WORK ITEM: All of the data below is to be printed again exactly.
*** Opening DATA SECTION ***
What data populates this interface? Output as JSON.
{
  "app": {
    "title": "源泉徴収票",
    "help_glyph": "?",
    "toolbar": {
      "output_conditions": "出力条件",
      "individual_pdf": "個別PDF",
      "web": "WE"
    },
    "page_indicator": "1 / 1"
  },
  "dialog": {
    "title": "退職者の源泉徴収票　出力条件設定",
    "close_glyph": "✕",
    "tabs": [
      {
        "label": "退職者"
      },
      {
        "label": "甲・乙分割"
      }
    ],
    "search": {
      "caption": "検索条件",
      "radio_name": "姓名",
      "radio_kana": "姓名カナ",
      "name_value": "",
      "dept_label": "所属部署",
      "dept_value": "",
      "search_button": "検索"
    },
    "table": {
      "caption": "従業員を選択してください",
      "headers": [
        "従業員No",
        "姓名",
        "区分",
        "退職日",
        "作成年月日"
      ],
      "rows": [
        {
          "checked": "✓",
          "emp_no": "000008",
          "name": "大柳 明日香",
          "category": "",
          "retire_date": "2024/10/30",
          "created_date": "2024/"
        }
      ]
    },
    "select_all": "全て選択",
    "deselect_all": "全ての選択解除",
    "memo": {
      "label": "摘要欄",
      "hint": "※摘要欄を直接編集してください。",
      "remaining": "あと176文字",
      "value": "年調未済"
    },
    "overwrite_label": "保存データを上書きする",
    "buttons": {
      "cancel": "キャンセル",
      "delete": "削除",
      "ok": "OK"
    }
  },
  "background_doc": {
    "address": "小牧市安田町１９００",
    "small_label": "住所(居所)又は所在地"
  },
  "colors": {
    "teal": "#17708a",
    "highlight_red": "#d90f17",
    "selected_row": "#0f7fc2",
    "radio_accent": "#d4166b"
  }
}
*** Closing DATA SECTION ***
YOUR RESPONSE:
What data populates this interface? Output as JSON.
{
  "app": {
    "title": "源泉徴収票",
    "help_glyph": "?",
    "toolbar": {
      "output_conditions": "出力条件",
      "individual_pdf": "個別PDF",
      "web": "WE"
    },
    "page_indicator": "1 / 1"
  },
  "dialog": {
    "title": "退職者の源泉徴収票　出力条件設定",
    "close_glyph": "✕",
    "tabs": [
      {
        "label": "退職者"
      },
      {
        "label": "甲・乙分割"
      }
    ],
    "search": {
      "caption": "検索条件",
      "radio_name": "姓名",
      "radio_kana": "姓名カナ",
      "name_value": "",
      "dept_label": "所属部署",
      "dept_value": "",
      "search_button": "検索"
    },
    "table": {
      "caption": "従業員を選択してください",
      "headers": [
        "従業員No",
        "姓名",
        "区分",
        "退職日",
        "作成年月日"
      ],
      "rows": [
        {
          "checked": "✓",
          "emp_no": "000008",
          "name": "大柳 明日香",
          "category": "",
          "retire_date": "2024/10/30",
          "created_date": "2024/"
        }
      ]
    },
    "select_all": "全て選択",
    "deselect_all": "全ての選択解除",
    "memo": {
      "label": "摘要欄",
      "hint": "※摘要欄を直接編集してください。",
      "remaining": "あと176文字",
      "value": "年調未済"
    },
    "overwrite_label": "保存データを上書きする",
    "buttons": {
      "cancel": "キャンセル",
      "delete": "削除",
      "ok": "OK"
    }
  },
  "background_doc": {
    "address": "小牧市安田町１９００",
    "small_label": "住所(居所)又は所在地"
  },
  "colors": {
    "teal": "#17708a",
    "highlight_red": "#d90f17",
    "selected_row": "#0f7fc2",
    "radio_accent": "#d4166b"
  }
}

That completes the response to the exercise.